Most important, transition relief is provided for the 2014 calendar year. This gives an employer the option to determine its status as an Applicable Large Employer by reference to a period of at least six consecutive calendar months, as chosen by the employer, in the 2013 calendar year (rather than the entire 2013 calendar year). Thus, an employer may determine whether it is an Applicable Large Employer for 2014 by determining whether it employed an average of at least 50 FT Employees on business days during any consecutive six-month period in 2013.

Full-Time Employees: Full-time employee status is determined on a monthly basis. A Full-Time Employee with respect to any month is an employee (including a seasonal employee) who is employed, on average, at least 30 hours of service per week (or at least 130 hours of service in the calendar month). An employee who is not a full-time employee under this standard (including a seasonal employee) for a given month is taken into account in the FTE calculation.

Full-Time Equivalent Employees: In determining whether an employer is an Applicable Large Employer for the current calendar year, the employer is required to calculate the number of FTEs it employed during the preceding calendar year. All employees (including seasonal employees) who were not full-time employees for any month in the preceding calendar year are included in calculating the employer's FTEs for that month. The number of FTEs for each calendar month in the preceding calendar year are determined using the following steps:

1) Calculate the aggregate number of hours of service (but not more than 120 hours of service for any employee) for all employees who were not full-time employees for that month.

2) Divide the total hours of service in step (1) by 120. This is the number of FTEs for the calendar month.

In determining the number of FTEs for each calendar month, fractions would be taken into account. For example, if in a calendar month employees who are not full-time employees work 1,260 hours, there would be 10.5 FTEs for that month.

Seasonal Employees: Seasonal employees are employees who perform labor or services on a seasonal basis as defined by the Secretary of Labor, including seasonal workers covered by 29 C.F.R. § 500.20(s)(1) and retail workers employed exclusively during holiday seasons. If an employer's workforce exceeds 50 FT employees (see below) for 120 days or fewer during a calendar year, and the employees in excess of 50 who were employed during that period of no more than 120 days were seasonal employees, the employer would not be an Applicable Large Employer. For this purpose only, four calendar months would be treated as the equivalent of 120 days.

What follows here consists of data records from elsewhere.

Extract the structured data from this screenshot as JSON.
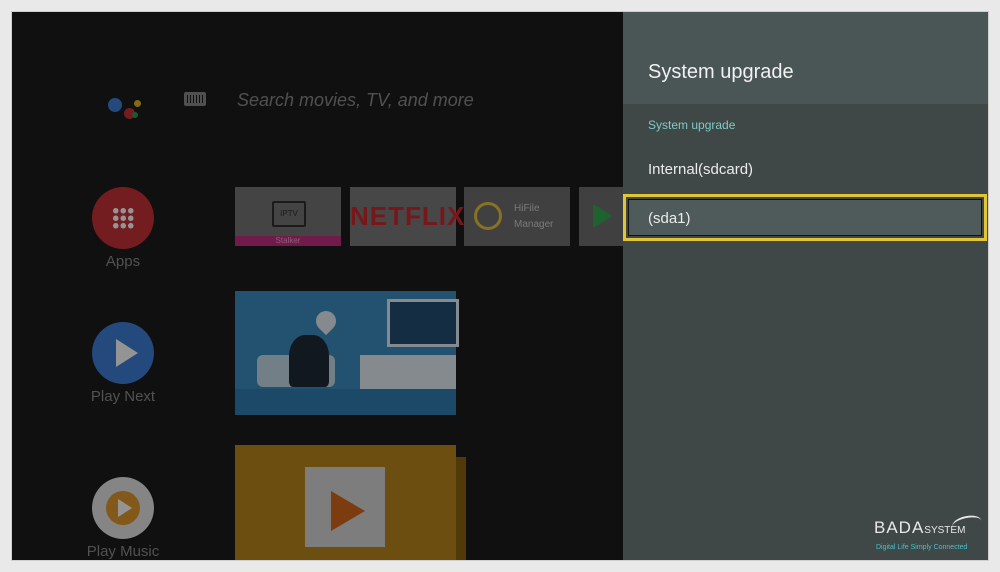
{
  "home": {
    "search_placeholder": "Search movies, TV, and more",
    "side_items": [
      {
        "label": "Apps",
        "icon": "apps-grid-icon"
      },
      {
        "label": "Play Next",
        "icon": "play-icon"
      },
      {
        "label": "Play Music",
        "icon": "play-music-icon"
      }
    ],
    "apps_row": [
      {
        "name": "IPTV",
        "sub": "Stalker"
      },
      {
        "name": "NETFLIX"
      },
      {
        "name_line1": "HiFile",
        "name_line2": "Manager"
      },
      {
        "name": "Google Play Store"
      }
    ]
  },
  "panel": {
    "title": "System upgrade",
    "section_label": "System upgrade",
    "items": [
      {
        "label": "Internal(sdcard)",
        "selected": false
      },
      {
        "label": "(sda1)",
        "selected": true
      }
    ]
  },
  "watermark": {
    "brand": "BADA",
    "brand_suffix": "SYSTEM",
    "tagline": "Digital Life Simply Connected"
  },
  "colors": {
    "panel_bg": "#3f4747",
    "panel_header_bg": "#4a5555",
    "section_accent": "#7fcbc4",
    "focus_border": "#e2c534"
  }
}
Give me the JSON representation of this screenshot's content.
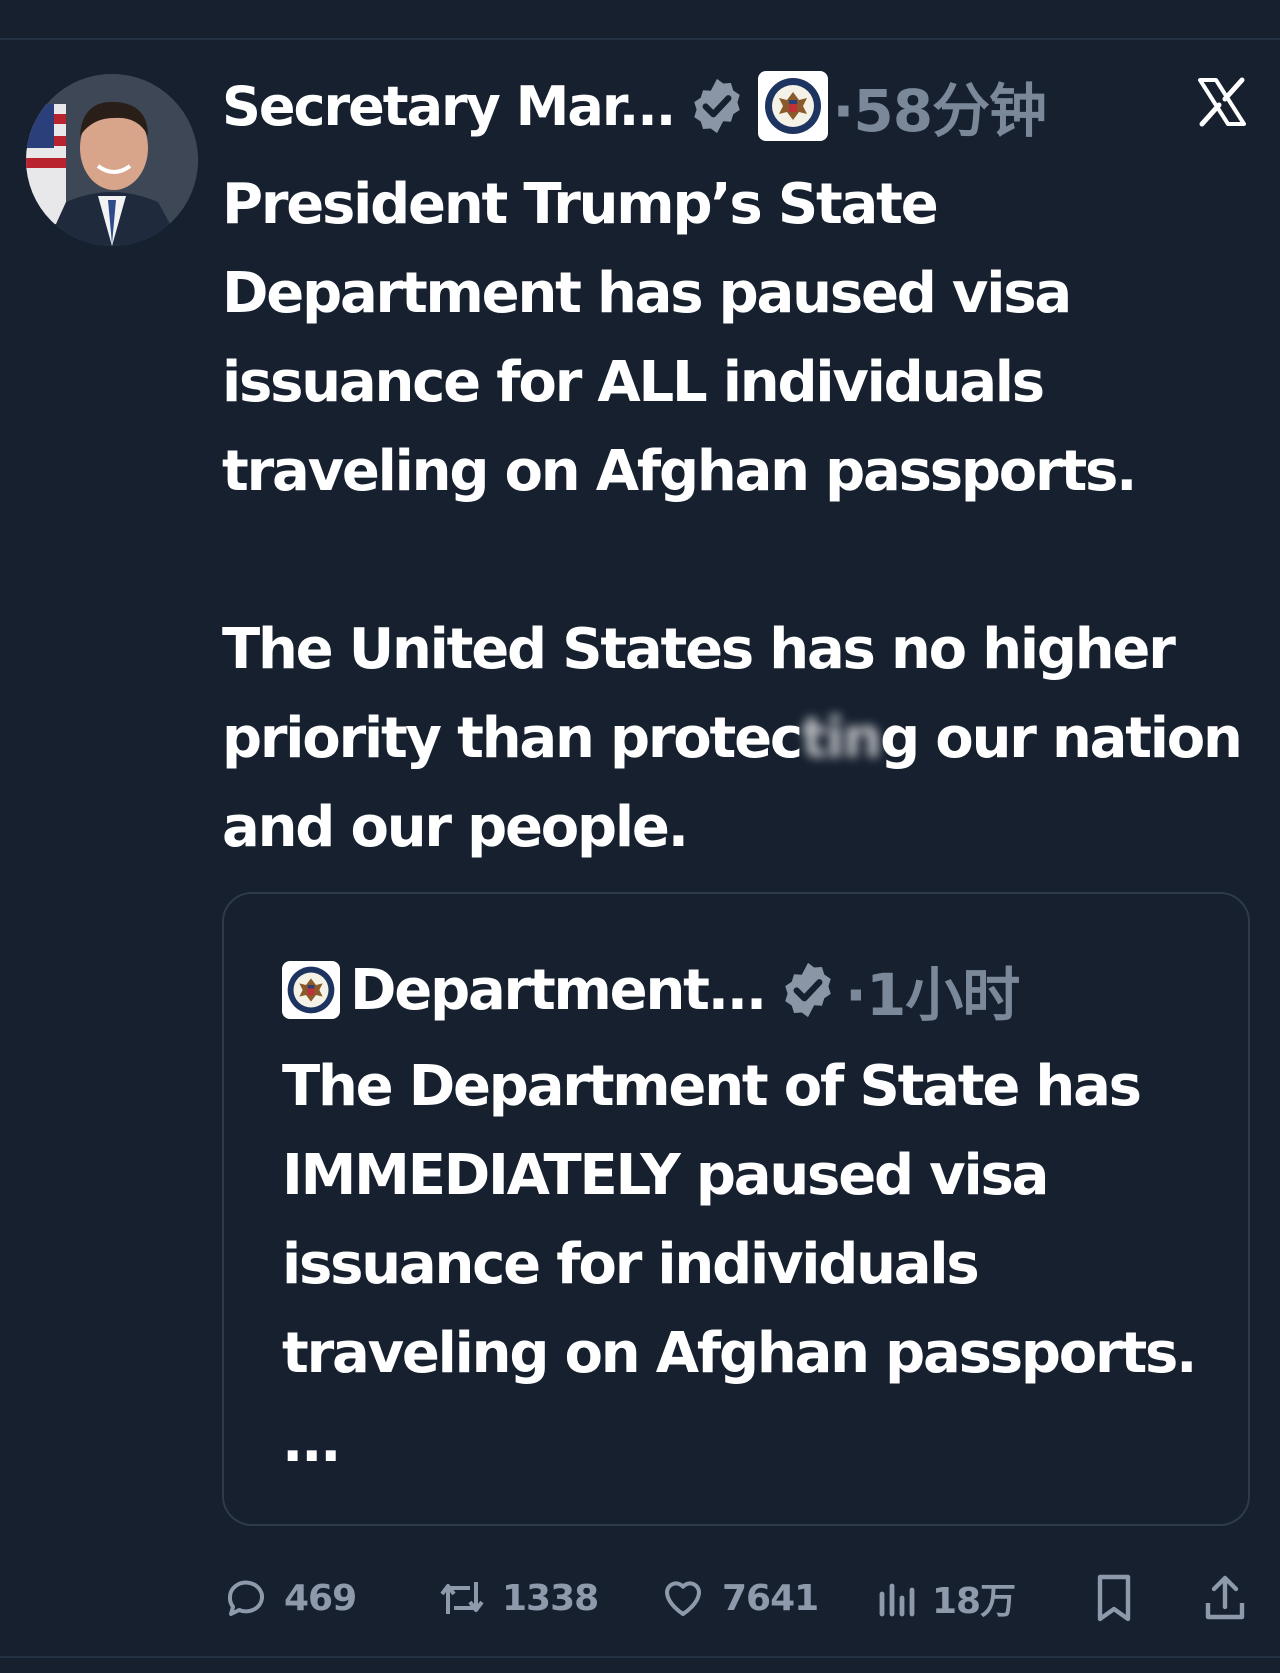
{
  "post": {
    "author_name": "Secretary Mar...",
    "dot_time": "·58分钟",
    "paragraphs": [
      {
        "before": "President Trump’s State Department has paused visa issuance for ALL individuals traveling on Afghan passports.",
        "blurred": "",
        "after": ""
      },
      {
        "before": "The United States has no higher priority than protec",
        "blurred": "tin",
        "after": "g our nation and our people."
      }
    ]
  },
  "quoted": {
    "author_name": "Department...",
    "dot_time": "·1小时",
    "text": "The Department of State has IMMEDIATELY paused visa issuance for individuals traveling on Afghan passports. ..."
  },
  "actions": {
    "replies": "469",
    "reposts": "1338",
    "likes": "7641",
    "views": "18万"
  },
  "colors": {
    "background": "#16202e",
    "muted": "#7a8899",
    "verified_badge": "#8a96a6"
  }
}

The four calendar months and the 120 days are not required to be consecutive.

Calculating the Number of FT Employees: The steps in calculating the number of FT Employees in the preceding calendar year, and thus whether the employer is an Applicable Large Employer for the current calendar year, are:

1) Calculate the number of full-time employees (including seasonal employees) for each calendar month in the preceding calendar year.

2) Calculate the number of FTEs (including seasonal employees) for each calendar month in the preceding calendar year (as described above).

3) Add the number of full-time employees and FTEs calculated in steps (1) and (2) for each of the 12 months in the preceding calendar year.

4) Add up the 12 monthly numbers in step (3) and divide the sum by 12. This is the average number of the employer's FT Employees for the preceding calendar year. However, after adding the 12 monthly full-time employee and FTE totals, and dividing by 12, all fractions are disregarded. For example, 49.9 FT Employees for the preceding calendar year are rounded down to 49 FT Employees (and thus the employer would not be an Applicable Large Employer in the current calendar year).

5) If the number of FT Employees in step (4) is less than 50, the employer is not an Applicable Large Employer for the current calendar year.

6) If the number of FT Employees in step (4) is 50 or more, determine whether the seasonal employee exception, as described above, applies. If the seasonal employee exception applies, the employer is not an Applicable Large Employer for the current calendar year. If the seasonal employee exception does not apply, the employer is an Applicable Large Employer for the current calendar year.